by David, United States
A candle lights up nice with a â€œBic Clickâ€ disposable lighter, and a â€œBic Stickâ€ disposable pen willÂ produce a nice reliable stream of ink for whatever one would want to writeâ€¦ but â€œBic Pantyhoseâ€?
Well you could say that they threw the party but no one came. There were several snags in the ideaÂ from the very start.
The 1976 press release announcing the new pantyhose line advised that Bicâ€™s managers believed mostÂ pantyhose buyers were working women, not stay at home housewives. So they decided they wouldÂ market the cheap disposable pantyhose line with the familiar yellow and black â€œBicâ€ logo in office andÂ stationery supply stores onlyâ€¦ and advertise in trade and industry publications like â€œTodayâ€™s Secretaryâ€.
This sounded kind of sterile and unimaginative to meâ€¦ not sexy or romantic. If I wore pantyhose,Â I would want to see my brand on attractive models in fashion magazines, or right here at FantasyÂ Stockings, where I could also find ideas for outfits and accessories that might complement my legs â€¦ notÂ in an office trade magazine, stuck in between ads for staplers and liquid paper.
When I read the release, I caught a slight aroma of chauvinism. It almost smelled like butaneâ€¦ BicÂ Perfume? They even tried that!
I could picture the â€œboysâ€ in the Bic executive suite lighting theirÂ disposable cigars and saying, â€œThatâ€™s it! The â€œgirlsâ€ can pick up a few pair of our pantyhose at the officeÂ store while their bosses are out on the golf course!â€ This, at a time when women as a social groupÂ were moving up higher in the executive suite and trying to earn their way out of stereotypes like beingÂ subservient to their male counterparts. They wanted to be respected on the golf course, not panderedÂ to in the office supply store.

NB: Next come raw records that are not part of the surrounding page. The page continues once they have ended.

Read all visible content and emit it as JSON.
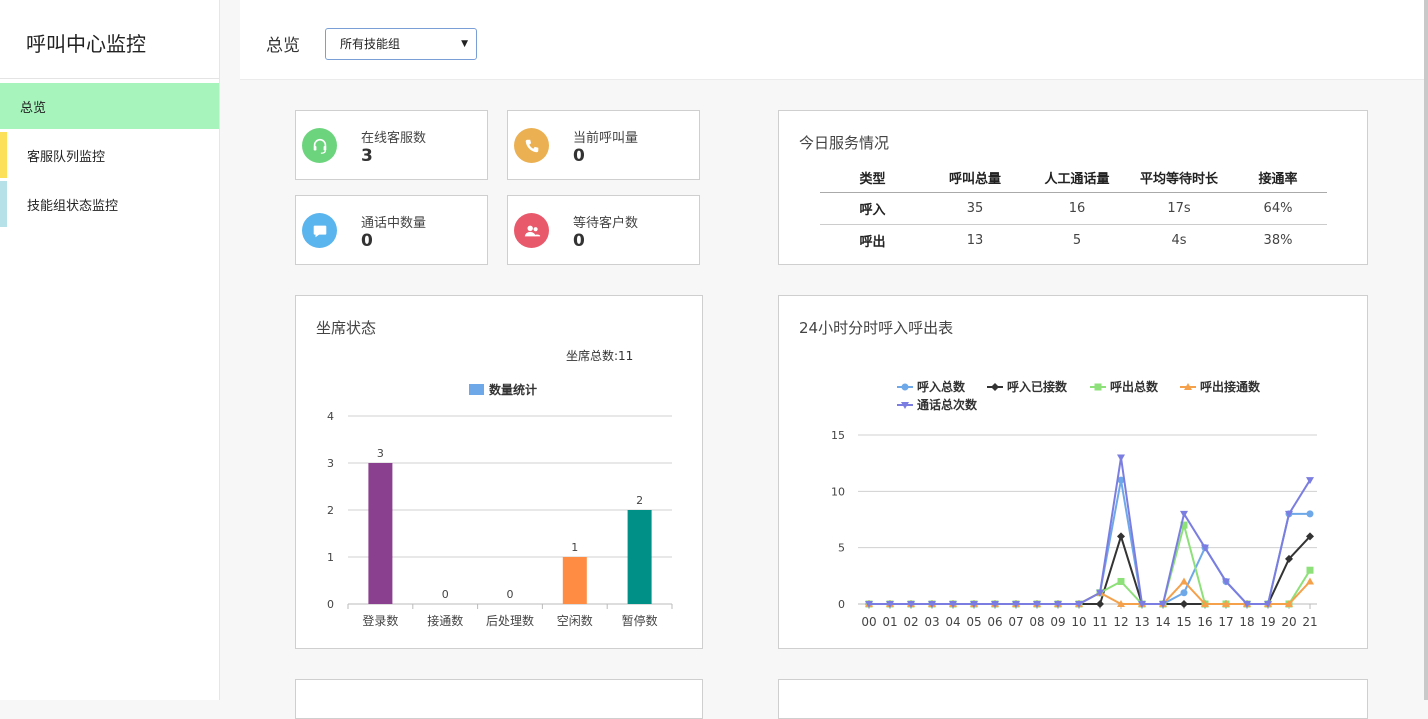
{
  "sidebar": {
    "title": "呼叫中心监控",
    "items": [
      {
        "label": "总览",
        "active": true
      },
      {
        "label": "客服队列监控",
        "accent": "#fce05a"
      },
      {
        "label": "技能组状态监控",
        "accent": "#b7e1e8"
      }
    ]
  },
  "header": {
    "title": "总览",
    "skill_group_select": "所有技能组"
  },
  "stats": [
    {
      "label": "在线客服数",
      "value": "3",
      "icon": "headset-icon",
      "color": "#6dd47e"
    },
    {
      "label": "当前呼叫量",
      "value": "0",
      "icon": "phone-icon",
      "color": "#ebb052"
    },
    {
      "label": "通话中数量",
      "value": "0",
      "icon": "chat-bubble-icon",
      "color": "#5ab4ee"
    },
    {
      "label": "等待客户数",
      "value": "0",
      "icon": "users-icon",
      "color": "#e9596c"
    }
  ],
  "service_today": {
    "title": "今日服务情况",
    "columns": [
      "类型",
      "呼叫总量",
      "人工通话量",
      "平均等待时长",
      "接通率"
    ],
    "rows": [
      [
        "呼入",
        "35",
        "16",
        "17s",
        "64%"
      ],
      [
        "呼出",
        "13",
        "5",
        "4s",
        "38%"
      ]
    ]
  },
  "seat_status": {
    "title": "坐席状态",
    "total_label": "坐席总数:11"
  },
  "hourly": {
    "title": "24小时分时呼入呼出表"
  },
  "chart_data": [
    {
      "type": "bar",
      "legend": [
        "数量统计"
      ],
      "categories": [
        "登录数",
        "接通数",
        "后处理数",
        "空闲数",
        "暂停数"
      ],
      "values": [
        3,
        0,
        0,
        1,
        2
      ],
      "colors": [
        "#8b3f8f",
        "#5ab4ee",
        "#6dd47e",
        "#ff8c42",
        "#009088"
      ],
      "ylim": [
        0,
        4
      ],
      "yticks": [
        0,
        1,
        2,
        3,
        4
      ],
      "grid": true
    },
    {
      "type": "line",
      "categories": [
        "00",
        "01",
        "02",
        "03",
        "04",
        "05",
        "06",
        "07",
        "08",
        "09",
        "10",
        "11",
        "12",
        "13",
        "14",
        "15",
        "16",
        "17",
        "18",
        "19",
        "20",
        "21"
      ],
      "ylim": [
        0,
        15
      ],
      "yticks": [
        0,
        5,
        10,
        15
      ],
      "grid": true,
      "legend_position": "top",
      "series": [
        {
          "name": "呼入总数",
          "color": "#6fa8e8",
          "marker": "circle",
          "values": [
            0,
            0,
            0,
            0,
            0,
            0,
            0,
            0,
            0,
            0,
            0,
            1,
            11,
            0,
            0,
            1,
            5,
            2,
            0,
            0,
            8,
            8
          ]
        },
        {
          "name": "呼入已接数",
          "color": "#333333",
          "marker": "diamond",
          "values": [
            0,
            0,
            0,
            0,
            0,
            0,
            0,
            0,
            0,
            0,
            0,
            0,
            6,
            0,
            0,
            0,
            0,
            0,
            0,
            0,
            4,
            6
          ]
        },
        {
          "name": "呼出总数",
          "color": "#8ee07a",
          "marker": "square",
          "values": [
            0,
            0,
            0,
            0,
            0,
            0,
            0,
            0,
            0,
            0,
            0,
            1,
            2,
            0,
            0,
            7,
            0,
            0,
            0,
            0,
            0,
            3
          ]
        },
        {
          "name": "呼出接通数",
          "color": "#f5a04a",
          "marker": "triangle",
          "values": [
            0,
            0,
            0,
            0,
            0,
            0,
            0,
            0,
            0,
            0,
            0,
            1,
            0,
            0,
            0,
            2,
            0,
            0,
            0,
            0,
            0,
            2
          ]
        },
        {
          "name": "通话总次数",
          "color": "#7b7ee0",
          "marker": "triangle-down",
          "values": [
            0,
            0,
            0,
            0,
            0,
            0,
            0,
            0,
            0,
            0,
            0,
            1,
            13,
            0,
            0,
            8,
            5,
            2,
            0,
            0,
            8,
            11
          ]
        }
      ]
    }
  ]
}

Ultimately the brand failed because the product was not a logical extension from Bicâ€™s existingÂ successful products. Consumers couldnâ€™t make the mental or emotional connection between throwÂ away pens and lighters, and womenâ€™s pantyhose. Additionally, the pantyhose line didnâ€™t mesh with theÂ manufacturing and distribution capabilities which Bic had mastered; the Bic managers werenâ€™t stickingÂ to what they knew. With pantyhose they were trying on something outside of their niche.
Herbert Jack Rotfeld, Department of Marketing, Auburn University, summed up Bicâ€™s big goof this way:
â€œAs a broader lesson, this is an example of a company that was more focused on the name than whatÂ the name means. In these days of product placement and viral marketing, companies of all typesÂ focus on brand awareness and an extensive effort to put their name out there (wherever â€œout thereâ€Â might be). But it is not just having a name that is important, but the image that the name conveys toÂ consumers.â€ â€“ Journal of Product and Brand Management, 2008